Soon, however, it may be facing some competition from molybdenum di-sulphide – a thin metallic film that can emit light.
Graphene consists of a one-atom-thick sheet of carbon atoms, arranged in a honeycomb pattern. Molybdenum di-sulphide (MoS2), on the other hand, is made from a mixture of molybdenum and sulphur.
It's a member of a family of materials known as transition metal di-chalcogenides, or TMDCs. These possess some of graphene's desirable qualities (such as mechanical strength and electrical conductivity), plus they can also emit light – this means that they could find use in things like photodetectors or light-emitting devices.
Unfortunately, it has previously proven difficult to produce TMDCs in forms any larger than flakes measuring only a few hundred square microns in area. Now, however, Dr. Kevin Huang from the University of Southampton has announced the fabrication of MoS2 films that are just a few atoms thick, but that have an area of over 1,000 square millimeters.
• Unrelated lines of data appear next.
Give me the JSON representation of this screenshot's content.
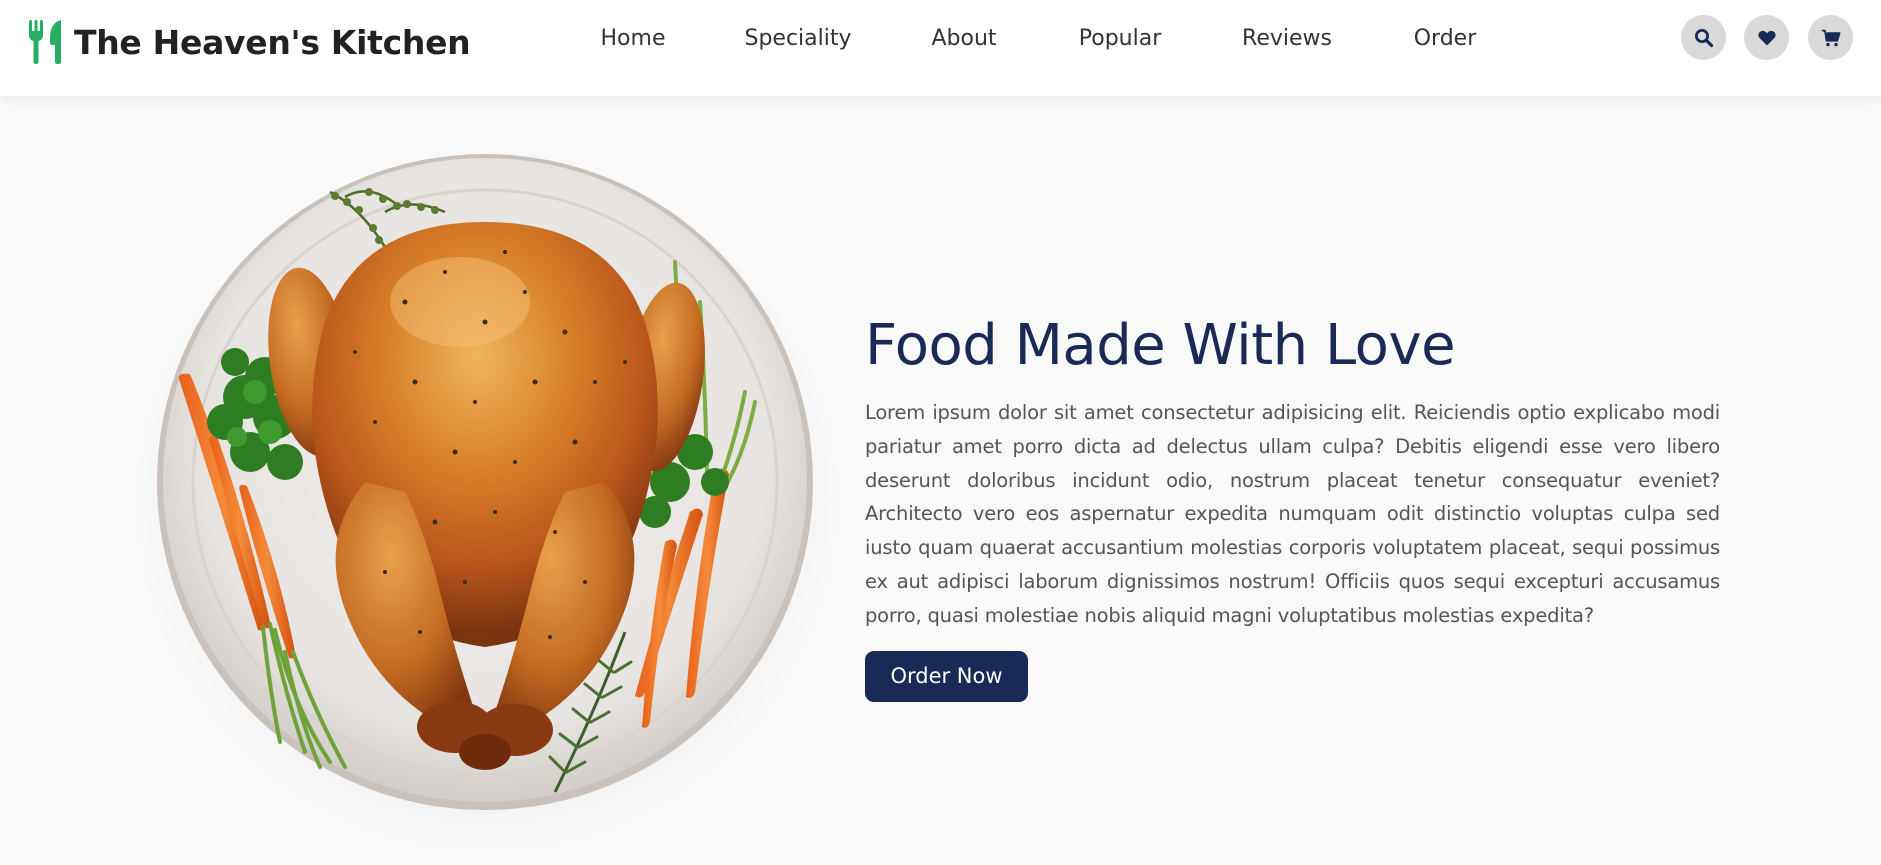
{
  "brand": {
    "name": "The Heaven's Kitchen",
    "icon": "utensils-icon",
    "color": "#27ae60"
  },
  "nav": {
    "items": [
      {
        "label": "Home"
      },
      {
        "label": "Speciality"
      },
      {
        "label": "About"
      },
      {
        "label": "Popular"
      },
      {
        "label": "Reviews"
      },
      {
        "label": "Order"
      }
    ]
  },
  "header_actions": [
    {
      "icon": "search-icon"
    },
    {
      "icon": "heart-icon"
    },
    {
      "icon": "shopping-cart-icon"
    }
  ],
  "hero": {
    "title": "Food Made With Love",
    "text": "Lorem ipsum dolor sit amet consectetur adipisicing elit. Reiciendis optio explicabo modi pariatur amet porro dicta ad delectus ullam culpa? Debitis eligendi esse vero libero deserunt doloribus incidunt odio, nostrum placeat tenetur consequatur eveniet? Architecto vero eos aspernatur expedita numquam odit distinctio voluptas culpa sed iusto quam quaerat accusantium molestias corporis voluptatem placeat, sequi possimus ex aut adipisci laborum dignissimos nostrum! Officiis quos sequi excepturi accusamus porro, quasi molestiae nobis aliquid magni voluptatibus molestias expedita?",
    "button_label": "Order Now",
    "image": "roast-chicken-plate"
  },
  "colors": {
    "primary": "#192a56",
    "accent": "#27ae60",
    "icon_bg": "#d9d9d9",
    "text": "#555555"
  }
}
What's more, they can reportedly be transferred to almost any substrate.